Feb
10
2011

Christchurch, NZ (CBS Canterbury Arena)

  (0) Comments
With None

SHOW REVIEW

Sting in Christchurch...

My opinion of Sting has always seen the music overshadowed by the public profile of the musician and my open-mindedness is certainly not helped by recent scandals involving ruffled egos and arena bans.

But he claims to be offering new discoveries, so perhaps I should listen with new ears? After all, he has written some of the most enduring popular music of the past four decades.

Sting has talked up the new "depths" and "nuances" to be found in orchestrations of his classics but, to be honest, the world and his wife are doing that shtick nowadays.
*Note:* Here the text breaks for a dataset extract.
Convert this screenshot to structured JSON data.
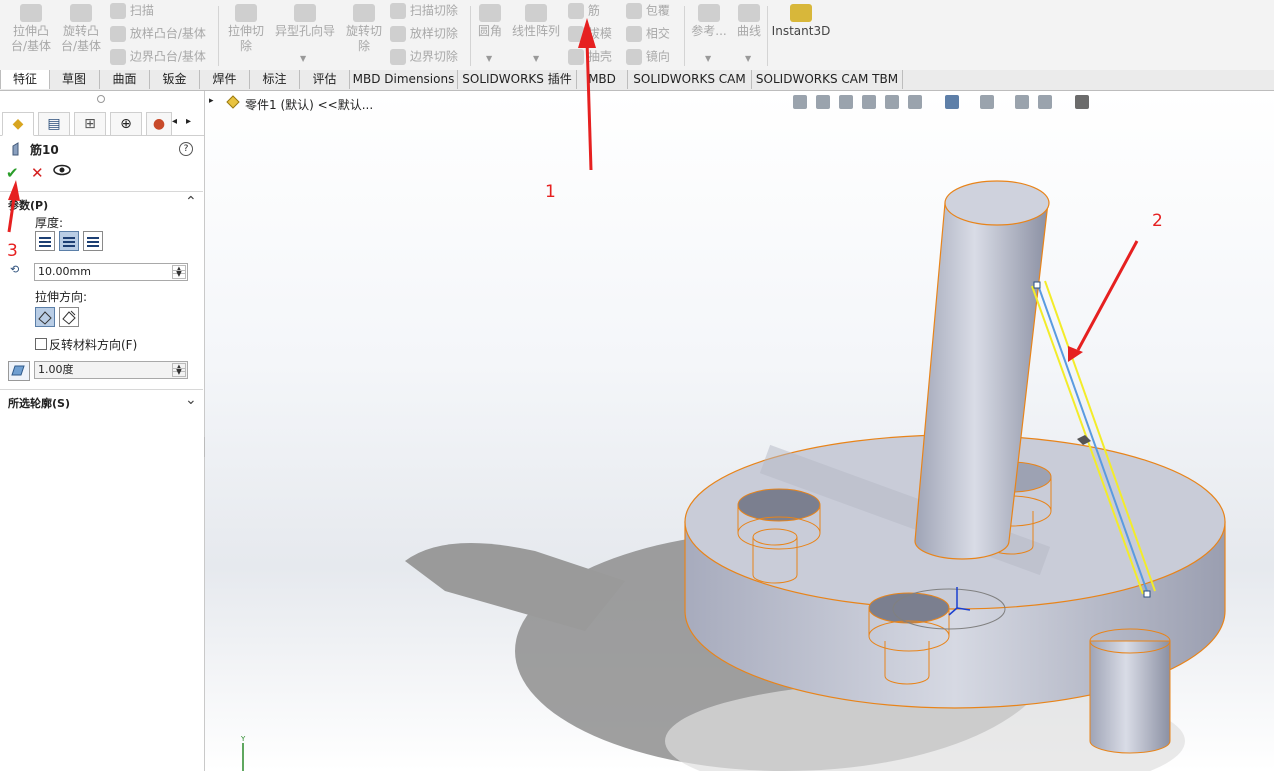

Much of his career has progressed beyond the Police trio format anyway, as has his ability to apply a broader brush in his art, so there's little genuinely fresh or audacious in songs ('Russians', 'Fields of Gold' and plenty more) that were already painted from a wider palette.

New ears or not, I still find the jaunty bounce of 'An Englishman In New York' irritating in the extreme, but I do have to admit there are occasional moments when my resistance weakens and I am intrigued by what he is attempting.

'Bourbon Street' is pure Les Miserables and 'You Will Be My Ain True Love' delivers on the haunting star turn Alison Krauss gave it in the movie Cold Mountain. Sting even manages to wrestle a piece of 'I Hung My Head' back from Johnny Cash by painting it into an impressive Western cinescape.

Sting is undoubtedly a consummate performer in truly exceptional voice. He is surrounded by a small core of regular musical collaborators and the ever-dependable NZSO, conducted with style by Steven Mercurio.

But I can't help but notice that Mercurio's flourishes make him by far the most animated man in the CBS Barn. All around me, fans nod heads almost imperceptibly or tap their thighs delicately. This is their $150 hero! When did music fail to move them so? One man danced with his tween daughter for one song but the rest of the capacity crowd seem stiff, mannequin-like.

The whole thing is pitched so conservatively into the middle of the road that all Canterbury seems stirred to do is politely clap. By the last half hour, a few people are on their feet and I guess the standing ovation means they all enjoyed it. I remain curiously unmoved.

(c) The Press by Steve Carter

(0) Reviews and Comments